- First impression means everything; unfortunately, hiring managers will judge a book by its cover. Present your best self.
- Dress for the job you want, not the job you have. Wear a professional outfit – even if the company is notoriously casual. They’ll tell you if it’s OK to dress down.
- Being likable is a surefire way to get brownie points. Companies want to hire people that they can envision themselves working alongside, not people that are rude, disrespectful, less than personable, or simply dull.
- Take notes; it looks good and it will help you keep track of important talking points and company objectives.
- Ask questions to demonstrate your interest and research in the company and the position. It helps make it more of a conversation than an interview, and thus, less scary.
- Make eye contact to reinforce your desire for the job and your respect for the person interviewing you. Avoiding eye contact may get you rejected.
- Ask your interviewee about themselves and how they got to where they are within the company. People like to talk about themselves, plain and simple. It makes a nice impression.
- Keep the bubbler gossip to a minimum. You will make friends, but word travels fast and you don’t want to be the subject or source of rumors.

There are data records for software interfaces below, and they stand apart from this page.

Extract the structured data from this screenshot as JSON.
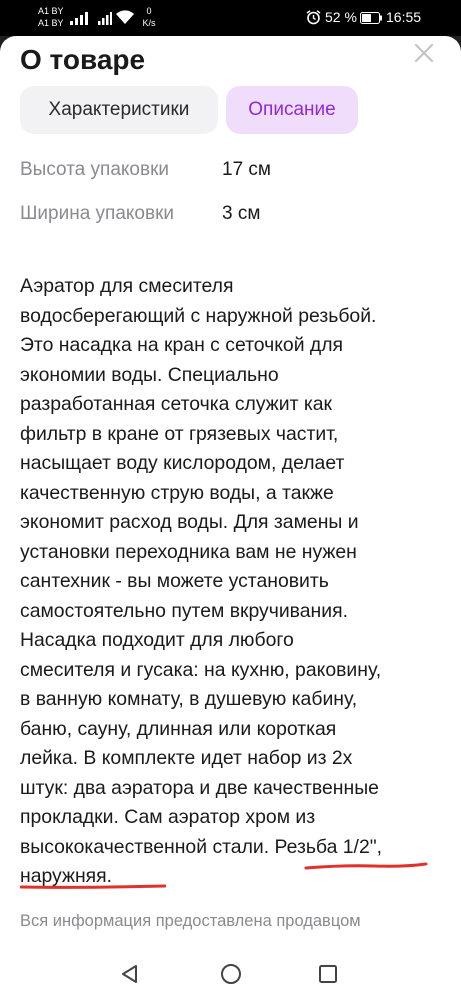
{
  "status_bar": {
    "carrier_1": "A1 BY",
    "carrier_2": "A1 BY",
    "net_speed_value": "0",
    "net_speed_unit": "K/s",
    "battery_percent": "52 %",
    "time": "16:55"
  },
  "sheet": {
    "title": "О товаре",
    "tabs": [
      {
        "label": "Характеристики",
        "active": false
      },
      {
        "label": "Описание",
        "active": true
      }
    ],
    "specs": [
      {
        "label": "Высота упаковки",
        "value": "17 см"
      },
      {
        "label": "Ширина упаковки",
        "value": "3 см"
      }
    ],
    "description_lines": [
      "Аэратор для смесителя",
      "водосберегающий с наружной резьбой.",
      "Это насадка на кран с сеточкой для",
      "экономии воды. Специально",
      "разработанная сеточка служит как",
      "фильтр в кране от грязевых частит,",
      "насыщает воду кислородом, делает",
      "качественную струю воды, а также",
      "экономит расход воды. Для замены и",
      "установки переходника вам не нужен",
      "сантехник - вы можете установить",
      "самостоятельно путем вкручивания.",
      "Насадка подходит для любого",
      "смесителя и гусака: на кухню, раковину,",
      "в ванную комнату, в душевую кабину,",
      "баню, сауну, длинная или короткая",
      "лейка. В комплекте идет набор из 2х",
      "штук: два аэратора и две качественные",
      "прокладки. Сам аэратор хром из",
      "высококачественной стали. Резьба 1/2\",",
      "наружняя."
    ],
    "disclaimer": "Вся информация предоставлена продавцом"
  },
  "colors": {
    "accent": "#8f2ad9",
    "accent_bg": "#f0dcfb",
    "annotation_red": "#e0322a",
    "muted_text": "#8a8a8f"
  },
  "icons": {
    "close": "close-icon",
    "nav_back": "back-triangle-icon",
    "nav_home": "home-circle-icon",
    "nav_recent": "recent-square-icon"
  }
}
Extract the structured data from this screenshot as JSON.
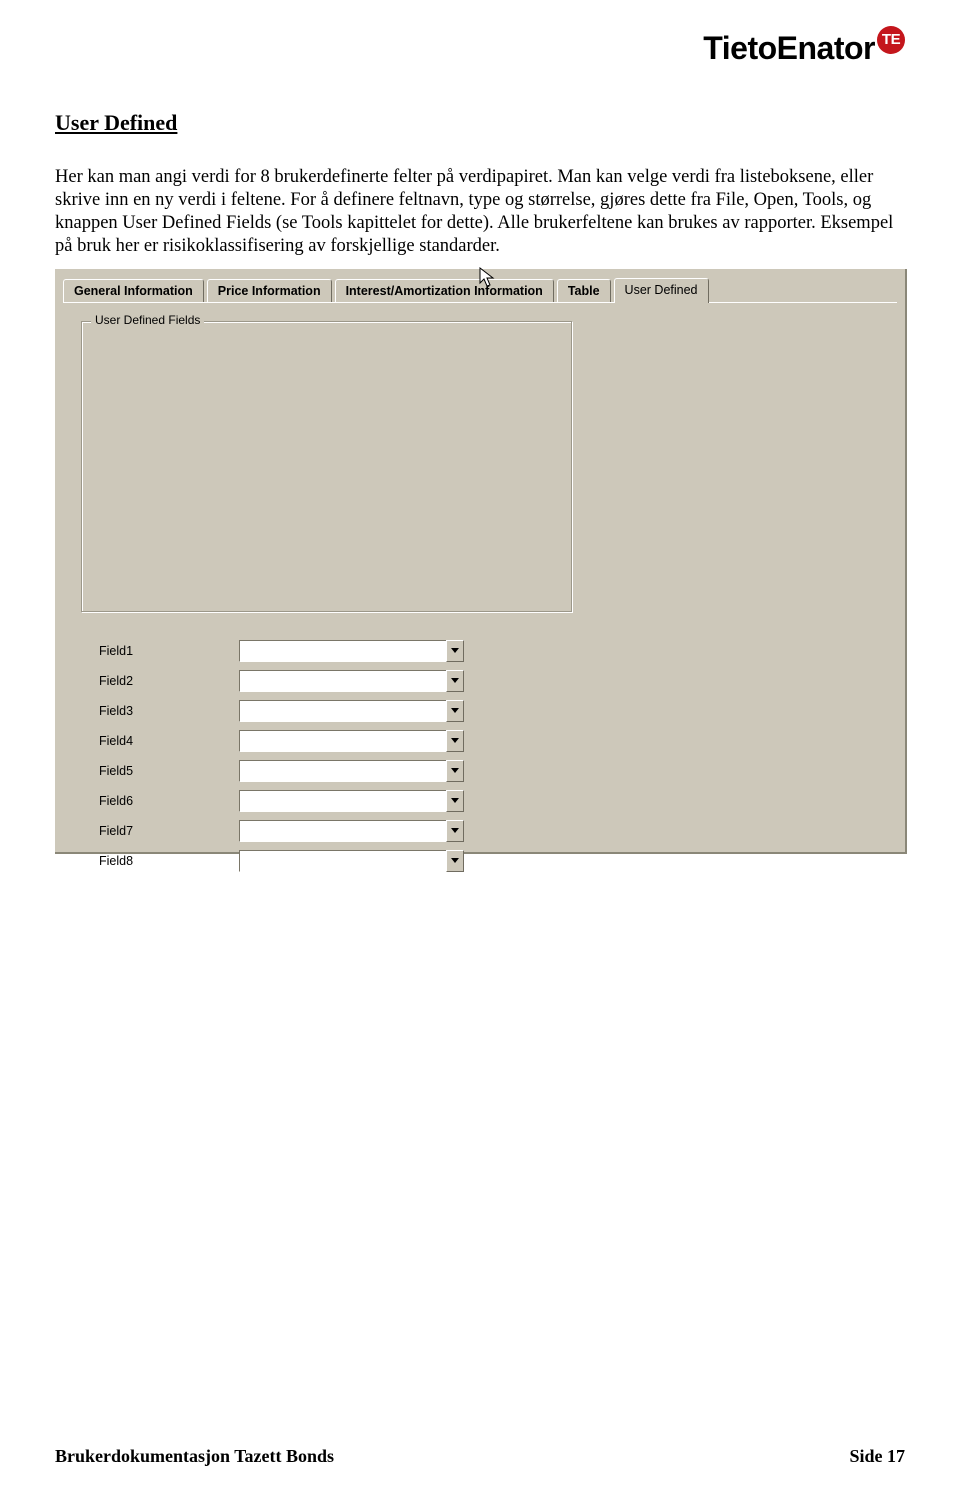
{
  "logo": {
    "brand": "TietoEnator",
    "badge": "TE"
  },
  "heading": "User Defined",
  "paragraph": "Her kan man angi verdi for 8 brukerdefinerte felter på verdipapiret. Man kan velge verdi fra listeboksene, eller skrive inn en ny verdi i feltene. For å definere feltnavn, type og størrelse, gjøres dette fra File, Open, Tools, og knappen User Defined Fields (se Tools kapittelet for dette). Alle brukerfeltene kan brukes av rapporter. Eksempel på bruk her er risikoklassifisering av forskjellige standarder.",
  "tabs": {
    "general": "General Information",
    "price": "Price Information",
    "interest": "Interest/Amortization Information",
    "table": "Table",
    "userdef": "User Defined"
  },
  "groupbox_title": "User Defined Fields",
  "fields": [
    {
      "label": "Field1",
      "value": ""
    },
    {
      "label": "Field2",
      "value": ""
    },
    {
      "label": "Field3",
      "value": ""
    },
    {
      "label": "Field4",
      "value": ""
    },
    {
      "label": "Field5",
      "value": ""
    },
    {
      "label": "Field6",
      "value": ""
    },
    {
      "label": "Field7",
      "value": ""
    },
    {
      "label": "Field8",
      "value": ""
    }
  ],
  "footer": {
    "left": "Brukerdokumentasjon Tazett Bonds",
    "right": "Side 17"
  }
}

- Network like you’ve never networked before. You never know who will be the person that helps you land your next big opportunity.
- You need both the hard and soft skills to succeed in any industry. Learn to communicate and be personable, whether or not you work on a team.
- Don’t keep your social media profiles open in another tab. Save personal stuff for your lunch break or, even better, for when you get home.
- Stick up for yourself If you feel that your tasks have fallen outside the scope of your position. Your boss may be your superior but you are allowed to raise questions.
- If you have a lot on your plate, consider going to work earlier or staying later. Not only will it ease the burden but it will prove that you are dedicated to your work and not stuck on the “9 to 5” mindset.
- Always ask how you can help, if you have the time. Managers often forget that they can pass off work during a learnership, and will appreciate if you can take a load off their shoulders.
- Do what you can to make your boss look good. It won’t go unappreciated when it’s time to talk about more money or a promotion.
- If you are confused, don’t shy away from asking for clarification. Your superiors would rather explain something to you again than get poor (or wrong) work.
- Stay close to those working in administrative roles (receptionists, assistants, interns, etc.), because they often have insight that no one else does! They also may be amazing contacts in the future.
- Think outside of the box, rather than playing it safe all the time. You will move ahead in your career if you can take a step away from your job description and offer new, exciting and effective ideas.